::: Supplied material :::
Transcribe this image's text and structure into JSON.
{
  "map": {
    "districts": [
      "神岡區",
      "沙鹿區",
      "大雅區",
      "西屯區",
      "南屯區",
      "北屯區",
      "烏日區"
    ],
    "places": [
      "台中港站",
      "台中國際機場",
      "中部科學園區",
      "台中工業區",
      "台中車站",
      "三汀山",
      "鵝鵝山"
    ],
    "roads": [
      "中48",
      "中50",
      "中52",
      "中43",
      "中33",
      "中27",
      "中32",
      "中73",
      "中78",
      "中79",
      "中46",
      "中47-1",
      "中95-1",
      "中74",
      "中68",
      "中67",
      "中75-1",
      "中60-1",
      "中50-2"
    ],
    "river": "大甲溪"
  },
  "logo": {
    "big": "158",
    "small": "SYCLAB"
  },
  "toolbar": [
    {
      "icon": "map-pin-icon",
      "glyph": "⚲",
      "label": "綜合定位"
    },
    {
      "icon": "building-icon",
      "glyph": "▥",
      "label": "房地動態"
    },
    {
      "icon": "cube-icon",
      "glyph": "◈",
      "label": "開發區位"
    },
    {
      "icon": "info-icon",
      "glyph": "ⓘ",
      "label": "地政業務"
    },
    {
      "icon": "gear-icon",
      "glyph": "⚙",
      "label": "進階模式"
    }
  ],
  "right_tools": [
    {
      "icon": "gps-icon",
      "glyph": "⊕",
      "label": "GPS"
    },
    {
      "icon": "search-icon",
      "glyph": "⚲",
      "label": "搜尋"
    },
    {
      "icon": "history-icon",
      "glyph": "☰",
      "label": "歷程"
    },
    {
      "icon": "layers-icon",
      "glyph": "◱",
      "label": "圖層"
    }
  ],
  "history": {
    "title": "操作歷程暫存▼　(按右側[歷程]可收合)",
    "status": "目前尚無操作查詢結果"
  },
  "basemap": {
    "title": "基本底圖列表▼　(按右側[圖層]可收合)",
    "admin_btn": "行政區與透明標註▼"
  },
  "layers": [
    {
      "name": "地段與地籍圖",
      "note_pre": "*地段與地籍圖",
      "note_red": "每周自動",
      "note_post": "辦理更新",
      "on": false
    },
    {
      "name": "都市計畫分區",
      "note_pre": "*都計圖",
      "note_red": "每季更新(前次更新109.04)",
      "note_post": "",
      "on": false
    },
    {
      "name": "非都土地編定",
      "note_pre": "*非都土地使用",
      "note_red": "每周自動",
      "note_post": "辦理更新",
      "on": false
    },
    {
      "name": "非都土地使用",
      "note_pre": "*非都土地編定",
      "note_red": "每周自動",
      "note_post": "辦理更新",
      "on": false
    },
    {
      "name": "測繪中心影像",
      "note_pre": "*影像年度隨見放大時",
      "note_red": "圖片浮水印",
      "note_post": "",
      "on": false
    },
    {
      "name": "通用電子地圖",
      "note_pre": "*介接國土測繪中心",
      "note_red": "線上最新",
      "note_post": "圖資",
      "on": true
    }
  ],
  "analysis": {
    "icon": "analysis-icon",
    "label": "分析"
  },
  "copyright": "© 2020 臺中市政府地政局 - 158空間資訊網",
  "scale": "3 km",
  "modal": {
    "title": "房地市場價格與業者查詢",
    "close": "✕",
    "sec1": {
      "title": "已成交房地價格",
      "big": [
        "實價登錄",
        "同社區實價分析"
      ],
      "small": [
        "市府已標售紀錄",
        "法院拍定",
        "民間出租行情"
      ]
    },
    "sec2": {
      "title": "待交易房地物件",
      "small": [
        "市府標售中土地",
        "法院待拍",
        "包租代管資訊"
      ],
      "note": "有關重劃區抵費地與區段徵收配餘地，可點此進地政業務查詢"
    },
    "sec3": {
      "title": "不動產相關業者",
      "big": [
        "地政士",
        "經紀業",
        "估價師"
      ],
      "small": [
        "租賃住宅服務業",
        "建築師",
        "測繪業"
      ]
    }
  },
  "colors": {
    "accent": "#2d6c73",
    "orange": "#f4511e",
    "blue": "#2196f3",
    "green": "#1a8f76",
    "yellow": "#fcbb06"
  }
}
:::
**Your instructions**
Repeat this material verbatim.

**Expected answer**
Transcribe this image's text and structure into JSON.
{
  "map": {
    "districts": [
      "神岡區",
      "沙鹿區",
      "大雅區",
      "西屯區",
      "南屯區",
      "北屯區",
      "烏日區"
    ],
    "places": [
      "台中港站",
      "台中國際機場",
      "中部科學園區",
      "台中工業區",
      "台中車站",
      "三汀山",
      "鵝鵝山"
    ],
    "roads": [
      "中48",
      "中50",
      "中52",
      "中43",
      "中33",
      "中27",
      "中32",
      "中73",
      "中78",
      "中79",
      "中46",
      "中47-1",
      "中95-1",
      "中74",
      "中68",
      "中67",
      "中75-1",
      "中60-1",
      "中50-2"
    ],
    "river": "大甲溪"
  },
  "logo": {
    "big": "158",
    "small": "SYCLAB"
  },
  "toolbar": [
    {
      "icon": "map-pin-icon",
      "glyph": "⚲",
      "label": "綜合定位"
    },
    {
      "icon": "building-icon",
      "glyph": "▥",
      "label": "房地動態"
    },
    {
      "icon": "cube-icon",
      "glyph": "◈",
      "label": "開發區位"
    },
    {
      "icon": "info-icon",
      "glyph": "ⓘ",
      "label": "地政業務"
    },
    {
      "icon": "gear-icon",
      "glyph": "⚙",
      "label": "進階模式"
    }
  ],
  "right_tools": [
    {
      "icon": "gps-icon",
      "glyph": "⊕",
      "label": "GPS"
    },
    {
      "icon": "search-icon",
      "glyph": "⚲",
      "label": "搜尋"
    },
    {
      "icon": "history-icon",
      "glyph": "☰",
      "label": "歷程"
    },
    {
      "icon": "layers-icon",
      "glyph": "◱",
      "label": "圖層"
    }
  ],
  "history": {
    "title": "操作歷程暫存▼　(按右側[歷程]可收合)",
    "status": "目前尚無操作查詢結果"
  },
  "basemap": {
    "title": "基本底圖列表▼　(按右側[圖層]可收合)",
    "admin_btn": "行政區與透明標註▼"
  },
  "layers": [
    {
      "name": "地段與地籍圖",
      "note_pre": "*地段與地籍圖",
      "note_red": "每周自動",
      "note_post": "辦理更新",
      "on": false
    },
    {
      "name": "都市計畫分區",
      "note_pre": "*都計圖",
      "note_red": "每季更新(前次更新109.04)",
      "note_post": "",
      "on": false
    },
    {
      "name": "非都土地編定",
      "note_pre": "*非都土地使用",
      "note_red": "每周自動",
      "note_post": "辦理更新",
      "on": false
    },
    {
      "name": "非都土地使用",
      "note_pre": "*非都土地編定",
      "note_red": "每周自動",
      "note_post": "辦理更新",
      "on": false
    },
    {
      "name": "測繪中心影像",
      "note_pre": "*影像年度隨見放大時",
      "note_red": "圖片浮水印",
      "note_post": "",
      "on": false
    },
    {
      "name": "通用電子地圖",
      "note_pre": "*介接國土測繪中心",
      "note_red": "線上最新",
      "note_post": "圖資",
      "on": true
    }
  ],
  "analysis": {
    "icon": "analysis-icon",
    "label": "分析"
  },
  "copyright": "© 2020 臺中市政府地政局 - 158空間資訊網",
  "scale": "3 km",
  "modal": {
    "title": "房地市場價格與業者查詢",
    "close": "✕",
    "sec1": {
      "title": "已成交房地價格",
      "big": [
        "實價登錄",
        "同社區實價分析"
      ],
      "small": [
        "市府已標售紀錄",
        "法院拍定",
        "民間出租行情"
      ]
    },
    "sec2": {
      "title": "待交易房地物件",
      "small": [
        "市府標售中土地",
        "法院待拍",
        "包租代管資訊"
      ],
      "note": "有關重劃區抵費地與區段徵收配餘地，可點此進地政業務查詢"
    },
    "sec3": {
      "title": "不動產相關業者",
      "big": [
        "地政士",
        "經紀業",
        "估價師"
      ],
      "small": [
        "租賃住宅服務業",
        "建築師",
        "測繪業"
      ]
    }
  },
  "colors": {
    "accent": "#2d6c73",
    "orange": "#f4511e",
    "blue": "#2196f3",
    "green": "#1a8f76",
    "yellow": "#fcbb06"
  }
}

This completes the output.